About this exercise -> Set down all the entries again, word for word.

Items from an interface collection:
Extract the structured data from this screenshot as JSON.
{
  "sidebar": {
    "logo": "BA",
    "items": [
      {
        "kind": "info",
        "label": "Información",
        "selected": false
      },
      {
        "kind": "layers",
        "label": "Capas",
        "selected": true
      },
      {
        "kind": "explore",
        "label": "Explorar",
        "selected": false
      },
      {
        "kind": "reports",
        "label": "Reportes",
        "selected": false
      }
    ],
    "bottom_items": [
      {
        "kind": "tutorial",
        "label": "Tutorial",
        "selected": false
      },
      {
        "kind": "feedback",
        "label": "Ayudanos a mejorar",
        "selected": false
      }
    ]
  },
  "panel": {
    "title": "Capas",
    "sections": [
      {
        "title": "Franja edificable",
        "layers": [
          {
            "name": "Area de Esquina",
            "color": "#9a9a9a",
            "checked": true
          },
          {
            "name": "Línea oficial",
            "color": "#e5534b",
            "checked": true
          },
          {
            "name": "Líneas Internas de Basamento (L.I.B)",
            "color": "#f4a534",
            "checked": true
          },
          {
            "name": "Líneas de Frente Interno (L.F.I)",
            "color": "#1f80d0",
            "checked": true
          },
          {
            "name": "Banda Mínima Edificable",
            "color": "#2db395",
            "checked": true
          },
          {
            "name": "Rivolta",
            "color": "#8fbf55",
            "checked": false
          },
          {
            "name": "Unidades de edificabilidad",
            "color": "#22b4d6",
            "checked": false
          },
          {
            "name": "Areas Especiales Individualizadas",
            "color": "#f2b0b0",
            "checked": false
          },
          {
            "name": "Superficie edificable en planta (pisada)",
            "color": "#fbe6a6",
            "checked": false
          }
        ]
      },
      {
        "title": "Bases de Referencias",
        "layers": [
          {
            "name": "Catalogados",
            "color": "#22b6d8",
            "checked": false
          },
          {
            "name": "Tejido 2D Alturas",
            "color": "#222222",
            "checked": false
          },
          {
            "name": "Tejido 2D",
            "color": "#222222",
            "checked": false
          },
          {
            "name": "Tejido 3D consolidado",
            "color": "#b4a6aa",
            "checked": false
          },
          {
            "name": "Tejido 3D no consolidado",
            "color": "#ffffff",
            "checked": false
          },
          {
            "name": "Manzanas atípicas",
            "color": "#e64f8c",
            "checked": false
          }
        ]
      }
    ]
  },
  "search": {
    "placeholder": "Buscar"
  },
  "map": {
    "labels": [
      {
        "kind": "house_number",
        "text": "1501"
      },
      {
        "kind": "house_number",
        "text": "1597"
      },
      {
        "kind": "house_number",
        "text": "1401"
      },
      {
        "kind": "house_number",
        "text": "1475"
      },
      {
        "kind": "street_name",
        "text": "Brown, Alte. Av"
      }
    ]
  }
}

Answer section ->
Extract the structured data from this screenshot as JSON.
{
  "sidebar": {
    "logo": "BA",
    "items": [
      {
        "kind": "info",
        "label": "Información",
        "selected": false
      },
      {
        "kind": "layers",
        "label": "Capas",
        "selected": true
      },
      {
        "kind": "explore",
        "label": "Explorar",
        "selected": false
      },
      {
        "kind": "reports",
        "label": "Reportes",
        "selected": false
      }
    ],
    "bottom_items": [
      {
        "kind": "tutorial",
        "label": "Tutorial",
        "selected": false
      },
      {
        "kind": "feedback",
        "label": "Ayudanos a mejorar",
        "selected": false
      }
    ]
  },
  "panel": {
    "title": "Capas",
    "sections": [
      {
        "title": "Franja edificable",
        "layers": [
          {
            "name": "Area de Esquina",
            "color": "#9a9a9a",
            "checked": true
          },
          {
            "name": "Línea oficial",
            "color": "#e5534b",
            "checked": true
          },
          {
            "name": "Líneas Internas de Basamento (L.I.B)",
            "color": "#f4a534",
            "checked": true
          },
          {
            "name": "Líneas de Frente Interno (L.F.I)",
            "color": "#1f80d0",
            "checked": true
          },
          {
            "name": "Banda Mínima Edificable",
            "color": "#2db395",
            "checked": true
          },
          {
            "name": "Rivolta",
            "color": "#8fbf55",
            "checked": false
          },
          {
            "name": "Unidades de edificabilidad",
            "color": "#22b4d6",
            "checked": false
          },
          {
            "name": "Areas Especiales Individualizadas",
            "color": "#f2b0b0",
            "checked": false
          },
          {
            "name": "Superficie edificable en planta (pisada)",
            "color": "#fbe6a6",
            "checked": false
          }
        ]
      },
      {
        "title": "Bases de Referencias",
        "layers": [
          {
            "name": "Catalogados",
            "color": "#22b6d8",
            "checked": false
          },
          {
            "name": "Tejido 2D Alturas",
            "color": "#222222",
            "checked": false
          },
          {
            "name": "Tejido 2D",
            "color": "#222222",
            "checked": false
          },
          {
            "name": "Tejido 3D consolidado",
            "color": "#b4a6aa",
            "checked": false
          },
          {
            "name": "Tejido 3D no consolidado",
            "color": "#ffffff",
            "checked": false
          },
          {
            "name": "Manzanas atípicas",
            "color": "#e64f8c",
            "checked": false
          }
        ]
      }
    ]
  },
  "search": {
    "placeholder": "Buscar"
  },
  "map": {
    "labels": [
      {
        "kind": "house_number",
        "text": "1501"
      },
      {
        "kind": "house_number",
        "text": "1597"
      },
      {
        "kind": "house_number",
        "text": "1401"
      },
      {
        "kind": "house_number",
        "text": "1475"
      },
      {
        "kind": "street_name",
        "text": "Brown, Alte. Av"
      }
    ]
  }
}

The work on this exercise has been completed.